This year’s presentations will begin with Ann Thompson, Director, Workforce Development at Tennessee Department of Economic & Community Development and Kenyatta Lovett, Ph.D., Executive Director at Complete Tennessee who will speak to unique programs in the state designed to drive more graduating high school students into vocational schools, in addition to adult-oriented support programs, designed to help busy adults revisit their career opportunities. All programs are aimed at developing a stronger workforce. The presentation will cover Tennessee statistics, relative to the success of their last-dollar scholarship, programs that allow the opportunity to earn a degree or certificate from a community or technical college. In addition, our guests will lead a conversation surrounding the identification and strategic planning process at the state level, and resulting steps to make changes that measurably impacted the output of new entrants into the workforce to serve the growing needs of manufacturing and trade-related businesses in Tennessee. The conversations will Segway to Dan Caldwell, Senior Manager of Learning Pathways for Nissan’s U.S. manufacturing operations. His team serves a population of 17,000, enabling their personal and professional growth in the fields of leadership, engineering, and maintenance, and works within the communities they serve to prepare citizens for meaningful careers in advanced manufacturing and associated trades. With the highest-producing manufacturing plant in North America in Smyrna, Tennessee, Nissan has an ongoing need to develop and maintain a highly skilled workforce in Middle Tennessee. To accelerate its efforts to find and train workers, Nissan and the State of Tennessee joined forces to build a 162,000-square-foot state-of-the-art education and training facility adjacent to the automaker’s vehicle assembly plant in Smyrna. The public-private partnership of the Tennessee Board of Regents, the State of Tennessee and Nissan was developed to create educational opportunities that are closely aligned to current workforce needs. With a ribbon cutting ceremony in March of 2017, the facility houses a Tennessee College of Applied Technology (TCAT) campus including fields of study in Automotive Technology, Collision Repair Technology and Welding Technology, among others. The project was intended to serve as a “rising tide,” to answer the need for new skilled entrants into a manufacturing and associated workforce that couldn’t grow without more technical workers.
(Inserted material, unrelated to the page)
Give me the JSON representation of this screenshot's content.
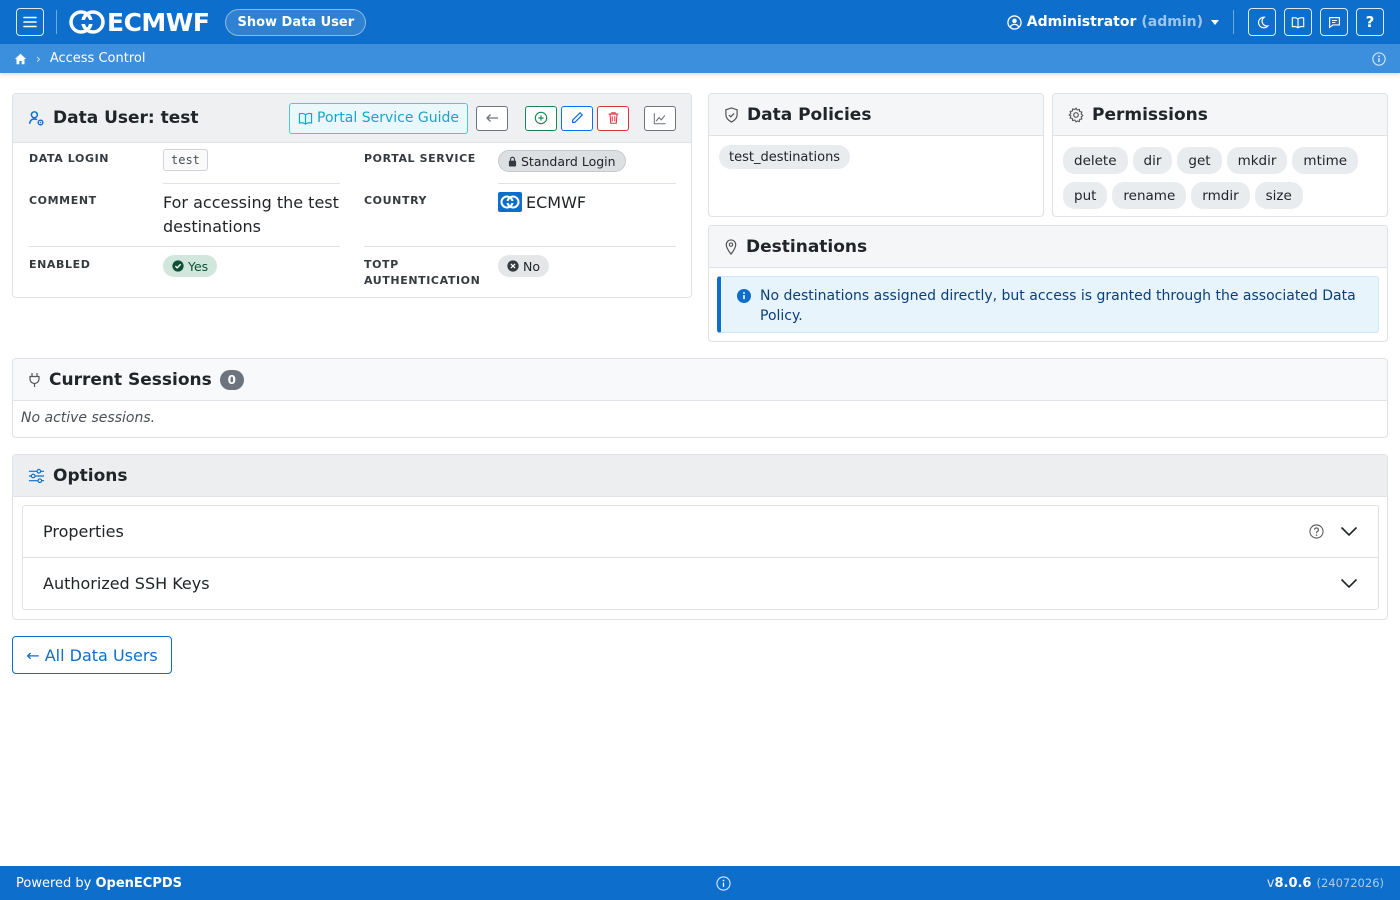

The challenge was very parallel to the workforce development concerns in the collision repair industry, and Caldwell will highlight the effectiveness of the solution for their needs. Both presentations will culminate with the opportunity for audience Q&A, to explore lessons learned in the strategic planning and implementation processes, and applicable information taken from these local initiatives that could be applied at an industry level. The program will then shift gears, welcoming veteran collision repair and consumer advocate, Erica Eversman, speaking about a newly assumed role of Consumer Liaison to the National Association of Insurance Commissioners (NAIC). The Consumer Liaison Program promotes consumer interaction with the NAIC's members, the insurance industry and interested parties through the individuals' dedication and commitment to serving the public interest. The NAIC defines a consumer organization as a national, state, or local organization that serves to protect the interests of consumers as they relate to the regulation of insurance. Their participation at NAIC meetings should represent a consumer perspective and should be based on their desire to collect and/or impart information of mutual concern and interest to insurance consumers and regulators. In connection with the Automotive Education & Policy Institute, Eversman has been approved as a consumer representative for the 2019 session. She will share perspectives from her first NAIC meeting in this capacity and delve into ways in which the collision repair community can better interact with regulatory bodies such as NAIC, to advocate for our consumers and raise awareness of critical issues affecting the marketplace. Immediately following the Repairer Roundtable, SCRS will be holding the annual Corporate Member Recognition and Industry Awards Luncheon from 11:15am – 12:45pm. This event is also no cost to attend, but RSVP is required. Register for one or both of these events by clicking here
Other SCRS events taking place during the week in Tennessee include:
Tuesday, April 16
3:00pm - 5:00pm — SCRS Board of Directors Open Meeting
5:15pm - 5:45pm — SCRS Annual Election (SCRS members only)
For more information about SCRS, or to join as a member to take advantage of the discount pricing, please visit www.scrs.com, call 1-877-841-0660 or email [email protected].
About the Society of Collision Repair Specialists
Through its direct members and 38 affiliate associations, SCRS is comprised of 6,000 collision repair businesses and 58,500 specialized professionals who work with consumers and insurance companies to repair collision-damaged vehicles. Additional information about SCRS including other news releases is available at the SCRS Web site: www.scrs.com. You can e-mail SCRS at the following address: [email protected].